Sonically, I bristled when she teased us in 2012 with We Are Never Ever Getting Back Together, a song that veered more into pop and dubstep more than the country-pop I got used to. The uncomfortable feeling familiar to every fangirl: she’s stepping into dangerous, deeper waters.
I thought the album cover looked something out of Friendster. The unicorn cotton-candy imagery was galling. It was peak pop; I wasn’t in the mood.
This seventh album, “Lover,” however, came differently to me. When the singles ME! and Lover came out, I felt indifferent. I was going through a breakup from my first official relationship and it all seemed too much. “Why is Taylor so happy now?” I asked. I thought the album cover looked something out of Friendster. The unicorn cotton-candy imagery was galling. It was peak pop; I wasn’t in the mood.
But on the evening of the album release, I streamed it for the first time because I knew I had to write this piece. I thought it would feel laborious, but as the album progressed, reminiscences and quirks of the Taylor I’ve always loved bloomed. She’s still the same girl, but with an arsenal of experience under her belt giving her the perspective she needs to wield them into impressive one-liners. In The Man, she exhorts “They’d paint me out to be bad / so it’s okay that I’m mad.” Her flair for the dramatic shines on the bridges of almost every song in the album. The sound production complements this, too. In Cruel Summer she quips, “I’m drunk in the back of the car / and I cried like a baby coming home from the bar / said I’m fine but it wasn’t true.”
In the song Lover, we hear Fearless-era Taylor coming to terms with romance experienced in real time. “And you’ll save all your dirtiest jokes for me / and at every table I’ll save you a seat, lover.” It’s cloying, the sweetest perfume scent in a song, but it’s admittedly pronounced than the fantasy of a prince charming coming to save you.
In her Rolling Stone review of the album, writer Brittany Spanos tells of how this is finally the album that Taylor wants to write — the sound of a woman writing what she wants to write. In The Archer she chants, I see right through me / I see right through me.
Like Taylor, I’m learning that love is more than just sparks and meet-cutes at cafes. It requires maintenance — when things get boring or frustrating, what sustains the feeling, what keeps you staying?
It’s funny how we outgrow things. The songs I used to love from the old Taylor, like Teardrops on my Guitar or Fearless, don’t have the same effect on me anymore.. The love story narrative I once took as gospel matters less now.
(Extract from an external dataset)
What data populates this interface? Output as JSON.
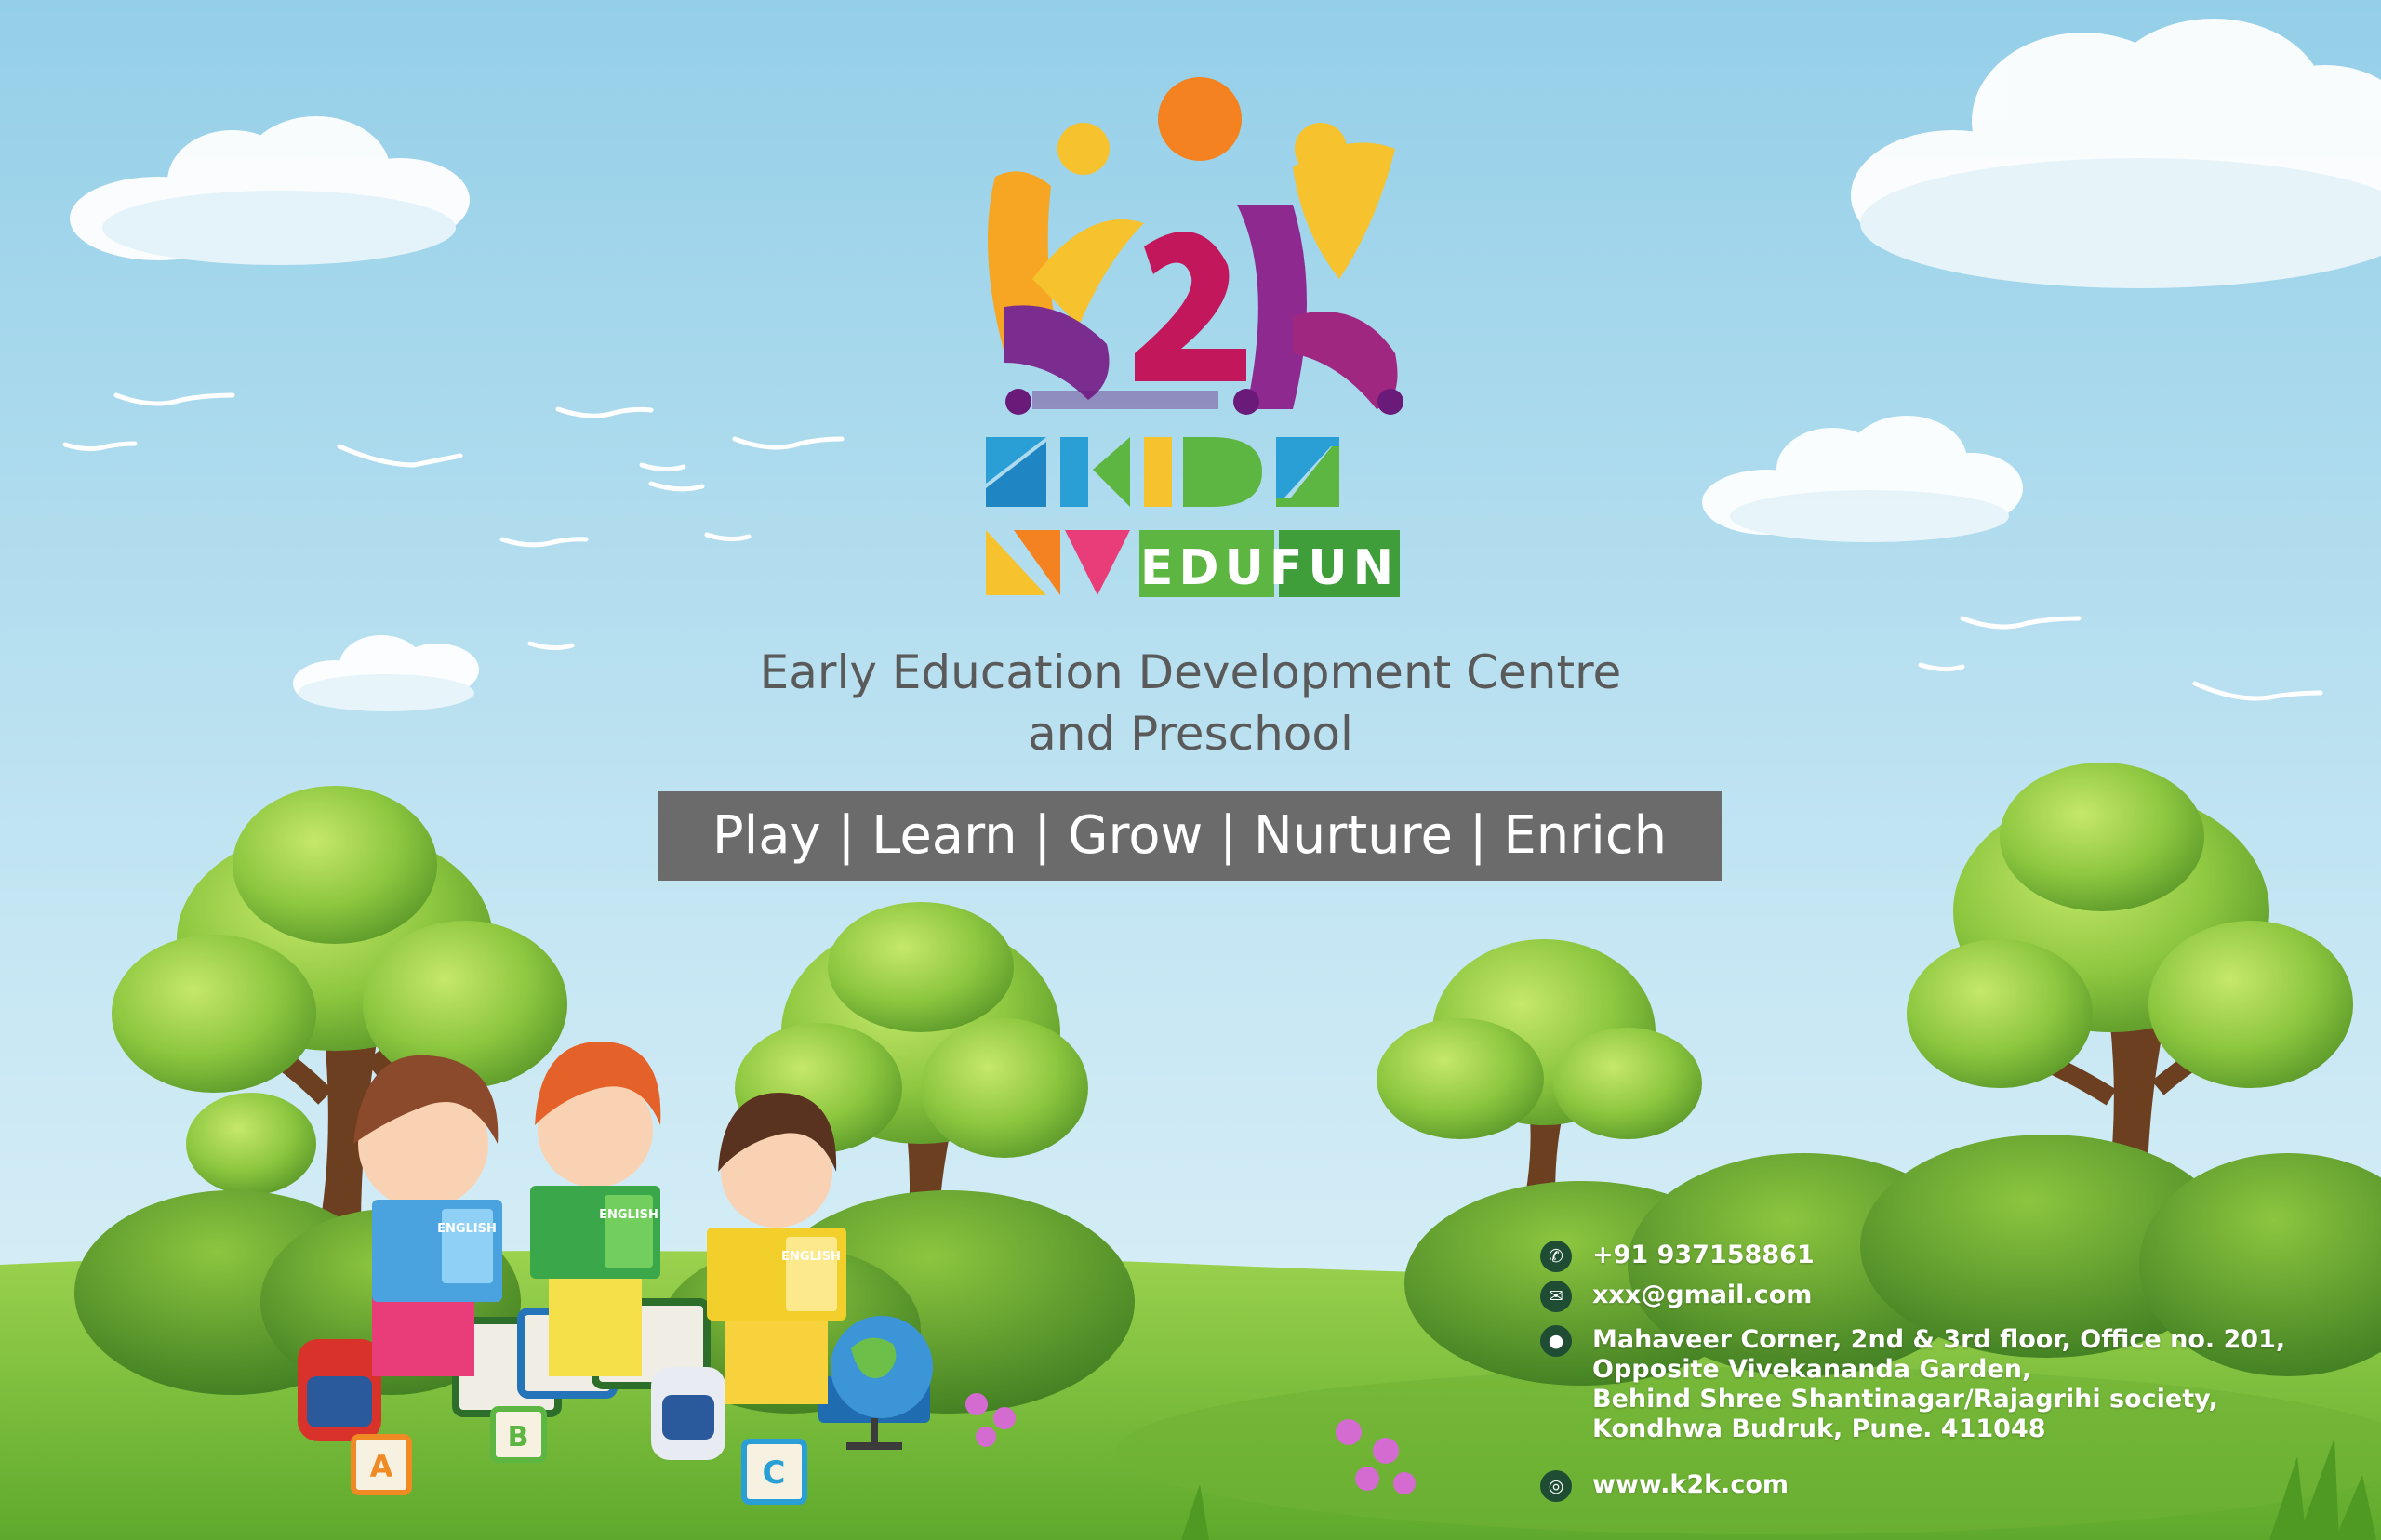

Like Taylor, I’m learning that love is more than just sparks and meet-cutes at cafes. It requires maintenance — when things get boring or frustrating, what sustains the feeling, what keeps you staying? A line from the last track Daylight goes: “I once believed love would be burning red / but it’s golden / like daylight.” I like the entirety of “Lover” because it’s more grounded in reality now. She closes the album with a recorded monologue:
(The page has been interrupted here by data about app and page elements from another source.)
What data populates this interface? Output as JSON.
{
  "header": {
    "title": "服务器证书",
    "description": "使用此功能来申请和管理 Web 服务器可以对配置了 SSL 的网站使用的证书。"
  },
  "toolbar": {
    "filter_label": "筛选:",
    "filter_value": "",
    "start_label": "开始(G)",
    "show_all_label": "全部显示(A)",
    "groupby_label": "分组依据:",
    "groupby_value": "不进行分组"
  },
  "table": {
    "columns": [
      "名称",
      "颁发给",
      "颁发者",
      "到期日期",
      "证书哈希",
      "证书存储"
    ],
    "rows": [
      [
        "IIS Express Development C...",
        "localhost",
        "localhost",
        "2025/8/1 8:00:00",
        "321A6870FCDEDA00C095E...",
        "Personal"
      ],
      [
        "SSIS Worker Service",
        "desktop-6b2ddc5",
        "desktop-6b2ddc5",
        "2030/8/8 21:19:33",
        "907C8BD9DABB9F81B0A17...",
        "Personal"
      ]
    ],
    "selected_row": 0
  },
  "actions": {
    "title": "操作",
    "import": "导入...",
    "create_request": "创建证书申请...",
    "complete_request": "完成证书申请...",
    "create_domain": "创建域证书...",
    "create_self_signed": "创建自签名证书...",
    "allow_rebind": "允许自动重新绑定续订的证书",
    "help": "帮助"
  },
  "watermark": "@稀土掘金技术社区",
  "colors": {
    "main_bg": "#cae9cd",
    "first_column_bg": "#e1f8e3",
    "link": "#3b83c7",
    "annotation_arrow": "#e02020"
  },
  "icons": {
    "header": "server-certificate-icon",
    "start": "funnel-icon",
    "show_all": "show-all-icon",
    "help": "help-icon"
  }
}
I wanna be defined by the things that I love
Not the things I hate
Not the things I’m afraid of
Or the things that haunt me in the middle of the night
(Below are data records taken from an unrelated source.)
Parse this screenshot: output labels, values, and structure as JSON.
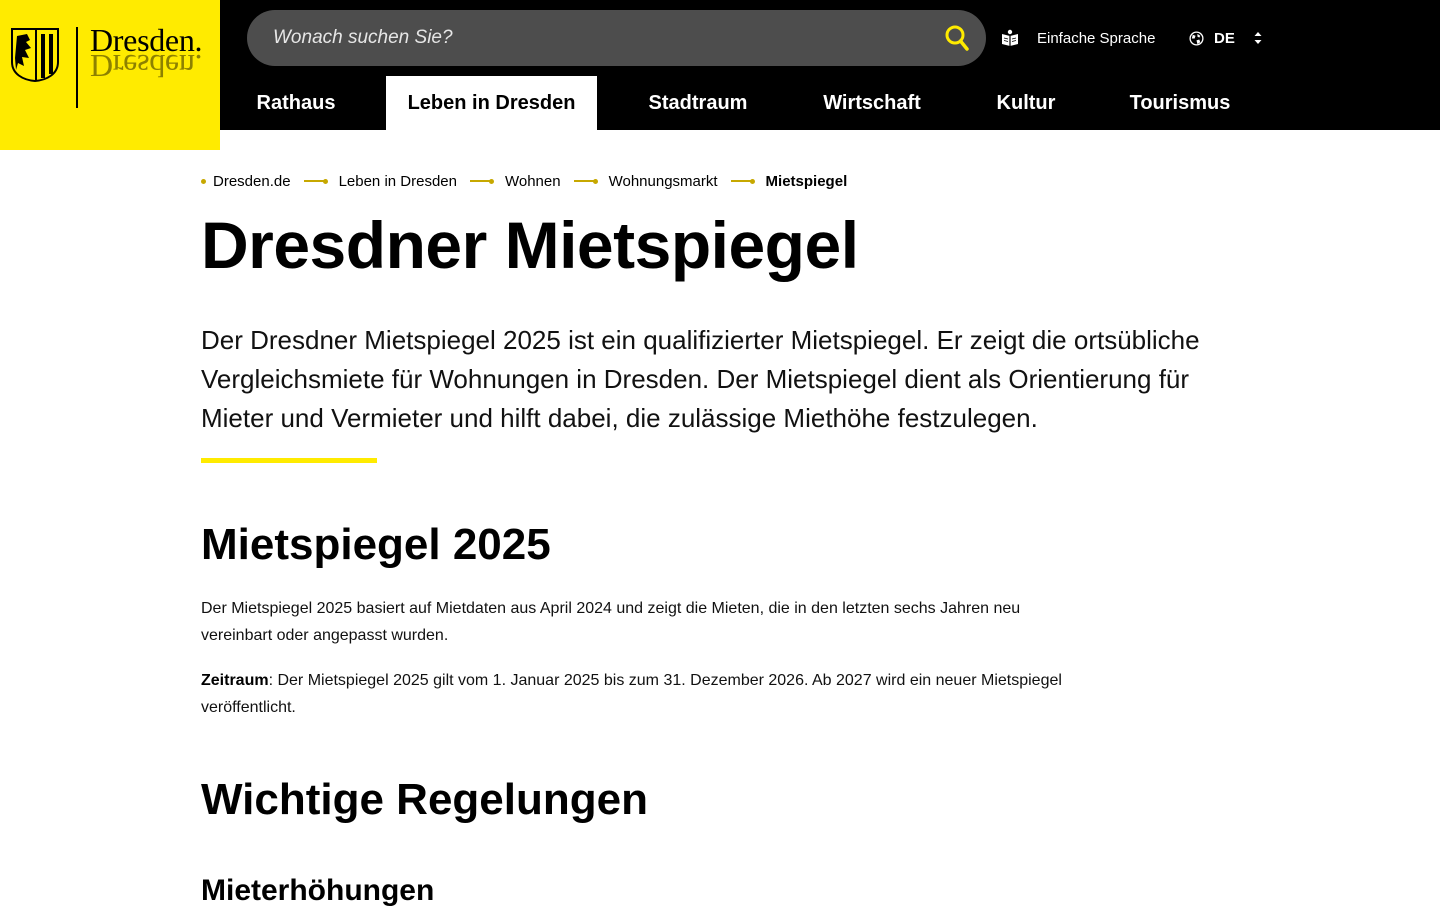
{
  "brand": {
    "logo_text": "Dresden.",
    "accent_color": "#ffeb00",
    "header_color": "#000000"
  },
  "search": {
    "placeholder": "Wonach suchen Sie?",
    "icon": "search-icon"
  },
  "utility": {
    "easy_language_label": "Einfache Sprache",
    "easy_language_icon": "easy-language-icon",
    "language_code": "DE",
    "language_icon": "globe-icon"
  },
  "nav": {
    "items": [
      {
        "label": "Rathaus"
      },
      {
        "label": "Leben in Dresden",
        "active": true
      },
      {
        "label": "Stadtraum"
      },
      {
        "label": "Wirtschaft"
      },
      {
        "label": "Kultur"
      },
      {
        "label": "Tourismus"
      }
    ]
  },
  "breadcrumb": {
    "items": [
      "Dresden.de",
      "Leben in Dresden",
      "Wohnen",
      "Wohnungsmarkt"
    ],
    "current": "Mietspiegel"
  },
  "page": {
    "title": "Dresdner Mietspiegel",
    "lead": "Der Dresdner Mietspiegel 2025 ist ein qualifizierter Mietspiegel. Er zeigt die ortsübliche Vergleichsmiete für Wohnungen in Dresden. Der Mietspiegel dient als Orientierung für Mieter und Vermieter und hilft dabei, die zulässige Miethöhe festzulegen."
  },
  "section1": {
    "heading": "Mietspiegel 2025",
    "paragraph1": "Der Mietspiegel 2025 basiert auf Mietdaten aus April 2024 und zeigt die Mieten, die in den letzten sechs Jahren neu vereinbart oder angepasst wurden.",
    "paragraph2_label": "Zeitraum",
    "paragraph2_text": ": Der Mietspiegel 2025 gilt vom 1. Januar 2025 bis zum 31. Dezember 2026. Ab 2027 wird ein neuer Miet­spiegel veröffentlicht."
  },
  "section2": {
    "heading": "Wichtige Regelungen",
    "subheading": "Mieterhöhungen"
  }
}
In the aftermath of a house party, when the acquaintances have gone home and all you’re left with is the company of your closest friends, a Taylor Swift song would come on shuffle — or play deliberately — and no matter where you are in life, in your heart of hearts something will click. You’re seeing daylight and singing along to a Taylor Swift song.